Math has never been my best subject. Or even close.
I never received excellent grades in math — always B’s with the occasional C’s. One day in middle school I came home with a C on my report card in my math class. I was then grounded until I got my grade up.
I pleaded with my parents, attempting to convince them I simply could not do better than a C. Math was hard, after all, and I was applying my best effort. Or so the argument went.
My parents, however, insisted that wasn’t true. I wasn’t trying hard enough, I wasn’t asking for enough help, I wasn’t paying enough attention in class…yadda yadda yah.
“A ‘C’ is average, and you are not average. You can do better.”
It didn’t seem to matter what I said though, there would be no television, no friends and no dance classes until my grade was a B or better.
So I buckled down. I took better notes, I asked for help, and my dad stayed up with me every night double checking my homework. Slowly, my grade began to improve.
I never learned to enjoy math, but I did realize I had to try a little harder in algebra and geometry than I did in English or history. I also learned that my parents were right. (Don’t you hate that?!). I could do better than a C.
This is one of the biggest lessons I learned growing up, and probably why I still remember it so distinctly. My parents have always pushed me to put forth my 100% best effort. It wasn’t until I was grounded for not doing so that I realized what I am capable of.
Since then, I have applied this not only to school, but to everything in my life. Not to say I do things perfectly — absolutely not—but I do try my very best.
When I fail to produce something at a standard I feel is acceptable, I recognize I could have done better, and I strive to be better in the future. Constant improvement is the way I (try) to live in my life, so I guess it’s no surprise I also strive for improvement in my community, in politics and in society as a whole.
This, among other reasons, is why I am drawn to social justice and public service. This is why I have to stick up for the little guy, for equality, for kindness, open-mindedness and love.

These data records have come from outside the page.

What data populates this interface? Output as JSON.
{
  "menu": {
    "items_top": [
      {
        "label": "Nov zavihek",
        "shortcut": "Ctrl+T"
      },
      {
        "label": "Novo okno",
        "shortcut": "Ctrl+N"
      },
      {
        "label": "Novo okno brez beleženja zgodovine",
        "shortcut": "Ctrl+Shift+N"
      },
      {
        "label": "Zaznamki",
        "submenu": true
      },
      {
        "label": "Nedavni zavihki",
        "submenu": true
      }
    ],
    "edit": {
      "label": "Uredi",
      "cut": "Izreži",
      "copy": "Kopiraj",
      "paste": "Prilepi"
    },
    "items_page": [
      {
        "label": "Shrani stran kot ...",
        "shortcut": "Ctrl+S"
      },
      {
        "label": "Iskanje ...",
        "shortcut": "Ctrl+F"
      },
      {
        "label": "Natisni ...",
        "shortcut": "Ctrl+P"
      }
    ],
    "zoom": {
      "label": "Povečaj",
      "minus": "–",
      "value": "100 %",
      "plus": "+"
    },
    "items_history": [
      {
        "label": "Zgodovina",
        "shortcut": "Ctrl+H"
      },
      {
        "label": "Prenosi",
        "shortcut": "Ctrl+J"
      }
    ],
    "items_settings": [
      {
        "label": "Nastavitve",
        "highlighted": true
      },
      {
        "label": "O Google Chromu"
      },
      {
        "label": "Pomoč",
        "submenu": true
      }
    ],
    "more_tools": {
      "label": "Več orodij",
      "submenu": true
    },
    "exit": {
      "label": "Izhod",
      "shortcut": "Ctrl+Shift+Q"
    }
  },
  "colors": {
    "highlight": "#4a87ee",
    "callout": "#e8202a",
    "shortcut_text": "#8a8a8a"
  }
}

This is why I have to dedicate my life to not only my personal improvement, but to improvement in the lives around me as well.

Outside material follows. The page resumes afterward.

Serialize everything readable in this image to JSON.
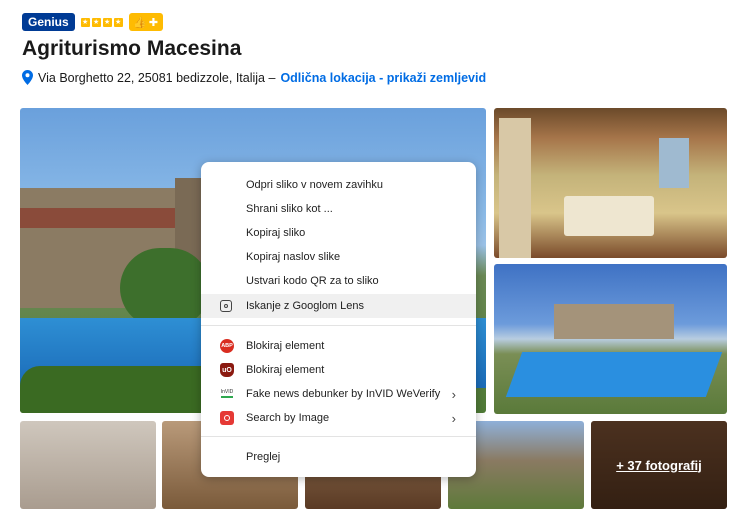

If I am not actively lessening the suffering of others, I am merely taking up space. I am using resources and not replenishing them. I am taking advantage of opportunities, and not ensuring those opportunities exist for future generations. I am applying moderate effort when I am only occupied with myself, and my immediate family. Even if I become a millionaire, I believe I am living an “average” life if I do not broaden my concerns to that of my community, country and humanity.
It’s not easy. It means rolling up my sleeves and giving my 100% best effort. It takes constant attention and constant effort. It’s much easier, of course, to only be concerned with myself…just as it was much easier to accept C’s in math than it was to ask for help or study a little longer.

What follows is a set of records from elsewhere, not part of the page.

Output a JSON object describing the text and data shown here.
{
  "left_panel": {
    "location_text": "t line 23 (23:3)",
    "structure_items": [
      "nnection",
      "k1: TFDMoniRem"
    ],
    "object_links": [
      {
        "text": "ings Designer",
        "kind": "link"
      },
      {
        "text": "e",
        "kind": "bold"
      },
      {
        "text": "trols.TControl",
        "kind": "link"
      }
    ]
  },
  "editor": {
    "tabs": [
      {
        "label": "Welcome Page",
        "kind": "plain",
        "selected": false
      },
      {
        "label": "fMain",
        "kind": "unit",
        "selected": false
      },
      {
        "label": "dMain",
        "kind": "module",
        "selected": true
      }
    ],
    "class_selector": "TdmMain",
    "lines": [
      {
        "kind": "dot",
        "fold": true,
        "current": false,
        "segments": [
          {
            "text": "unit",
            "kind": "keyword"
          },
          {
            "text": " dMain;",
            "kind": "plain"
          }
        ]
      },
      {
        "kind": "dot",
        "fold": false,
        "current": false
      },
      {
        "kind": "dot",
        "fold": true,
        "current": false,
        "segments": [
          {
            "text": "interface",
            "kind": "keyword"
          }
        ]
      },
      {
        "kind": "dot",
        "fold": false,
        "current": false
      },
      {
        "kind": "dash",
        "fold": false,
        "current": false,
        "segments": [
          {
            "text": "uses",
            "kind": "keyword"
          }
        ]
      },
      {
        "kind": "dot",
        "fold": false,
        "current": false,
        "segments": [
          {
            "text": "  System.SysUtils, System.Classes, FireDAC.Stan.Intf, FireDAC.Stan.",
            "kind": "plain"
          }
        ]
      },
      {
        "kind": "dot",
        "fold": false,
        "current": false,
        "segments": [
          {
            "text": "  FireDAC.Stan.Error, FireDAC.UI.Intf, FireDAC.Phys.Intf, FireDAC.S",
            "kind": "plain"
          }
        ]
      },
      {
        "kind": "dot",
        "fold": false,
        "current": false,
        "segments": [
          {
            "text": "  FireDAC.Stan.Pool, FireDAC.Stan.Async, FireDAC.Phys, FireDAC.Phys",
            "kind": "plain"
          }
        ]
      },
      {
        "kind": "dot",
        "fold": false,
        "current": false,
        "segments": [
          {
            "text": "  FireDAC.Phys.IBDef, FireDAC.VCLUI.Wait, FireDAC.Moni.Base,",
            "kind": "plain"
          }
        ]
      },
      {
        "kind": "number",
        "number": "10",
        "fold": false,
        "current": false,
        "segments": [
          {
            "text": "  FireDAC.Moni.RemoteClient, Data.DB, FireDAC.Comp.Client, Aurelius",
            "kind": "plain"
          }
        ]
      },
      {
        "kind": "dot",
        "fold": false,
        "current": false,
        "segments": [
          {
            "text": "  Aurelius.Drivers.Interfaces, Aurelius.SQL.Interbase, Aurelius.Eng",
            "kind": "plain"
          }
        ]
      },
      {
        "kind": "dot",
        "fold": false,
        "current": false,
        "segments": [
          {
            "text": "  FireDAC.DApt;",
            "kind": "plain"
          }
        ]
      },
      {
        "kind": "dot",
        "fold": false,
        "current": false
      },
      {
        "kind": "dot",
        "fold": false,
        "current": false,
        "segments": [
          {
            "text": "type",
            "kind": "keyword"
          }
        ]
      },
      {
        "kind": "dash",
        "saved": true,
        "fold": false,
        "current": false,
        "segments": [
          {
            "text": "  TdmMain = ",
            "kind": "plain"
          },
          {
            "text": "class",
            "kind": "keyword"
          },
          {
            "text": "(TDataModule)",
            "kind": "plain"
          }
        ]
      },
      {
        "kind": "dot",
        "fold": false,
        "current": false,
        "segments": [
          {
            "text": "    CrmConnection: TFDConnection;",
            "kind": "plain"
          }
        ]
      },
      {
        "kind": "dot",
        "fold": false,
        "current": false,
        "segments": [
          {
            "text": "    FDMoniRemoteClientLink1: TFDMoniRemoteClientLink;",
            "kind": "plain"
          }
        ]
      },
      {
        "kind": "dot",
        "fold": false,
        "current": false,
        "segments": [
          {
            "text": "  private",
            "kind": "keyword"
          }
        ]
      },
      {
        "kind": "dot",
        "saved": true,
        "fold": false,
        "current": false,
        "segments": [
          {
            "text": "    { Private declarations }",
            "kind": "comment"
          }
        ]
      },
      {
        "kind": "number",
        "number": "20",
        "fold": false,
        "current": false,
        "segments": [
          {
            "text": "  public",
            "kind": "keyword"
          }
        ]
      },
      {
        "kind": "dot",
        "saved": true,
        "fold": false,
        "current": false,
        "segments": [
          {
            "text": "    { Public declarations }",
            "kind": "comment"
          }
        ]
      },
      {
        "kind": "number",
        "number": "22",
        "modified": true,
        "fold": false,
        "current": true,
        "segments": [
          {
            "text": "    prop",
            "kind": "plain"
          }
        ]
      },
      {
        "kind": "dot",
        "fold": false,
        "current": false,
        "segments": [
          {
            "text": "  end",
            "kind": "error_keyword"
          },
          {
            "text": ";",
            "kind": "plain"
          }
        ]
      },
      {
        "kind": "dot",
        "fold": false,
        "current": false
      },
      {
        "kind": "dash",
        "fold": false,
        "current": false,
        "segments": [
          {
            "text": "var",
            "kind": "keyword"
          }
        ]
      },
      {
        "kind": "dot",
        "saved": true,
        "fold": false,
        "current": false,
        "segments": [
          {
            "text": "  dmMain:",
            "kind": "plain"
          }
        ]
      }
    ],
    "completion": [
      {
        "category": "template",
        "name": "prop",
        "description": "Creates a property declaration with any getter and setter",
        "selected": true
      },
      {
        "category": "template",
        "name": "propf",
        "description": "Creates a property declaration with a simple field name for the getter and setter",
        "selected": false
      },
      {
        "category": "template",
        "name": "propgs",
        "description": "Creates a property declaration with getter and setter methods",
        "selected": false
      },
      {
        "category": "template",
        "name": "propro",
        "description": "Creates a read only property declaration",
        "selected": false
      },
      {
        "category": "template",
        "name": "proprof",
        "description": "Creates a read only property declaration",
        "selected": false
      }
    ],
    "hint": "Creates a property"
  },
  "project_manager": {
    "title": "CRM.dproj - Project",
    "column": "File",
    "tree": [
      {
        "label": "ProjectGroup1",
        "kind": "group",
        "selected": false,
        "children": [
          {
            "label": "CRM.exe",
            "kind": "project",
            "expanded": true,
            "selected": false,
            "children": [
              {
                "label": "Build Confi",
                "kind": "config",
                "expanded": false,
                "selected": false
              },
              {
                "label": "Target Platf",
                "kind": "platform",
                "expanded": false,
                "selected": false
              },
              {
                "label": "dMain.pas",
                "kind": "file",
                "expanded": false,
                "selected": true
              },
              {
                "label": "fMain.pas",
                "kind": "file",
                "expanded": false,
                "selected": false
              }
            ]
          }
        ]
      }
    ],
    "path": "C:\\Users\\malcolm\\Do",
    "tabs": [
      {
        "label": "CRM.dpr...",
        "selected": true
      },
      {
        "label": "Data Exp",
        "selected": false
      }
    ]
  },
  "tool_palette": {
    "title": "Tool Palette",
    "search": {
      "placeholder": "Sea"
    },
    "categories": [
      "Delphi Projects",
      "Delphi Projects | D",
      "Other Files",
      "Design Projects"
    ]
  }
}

But as my parents taught me with their insistence that I could do better, with the late evening into early morning study sessions….
When we choose convenience or laziness over effort, we sell ourselves and our communities short.
And we are better than that.
“Most of us in this room have done well in our lives. It is fine to want to do well, but if we do not do good too, doing well is simply not enough.” — Anna Quindlen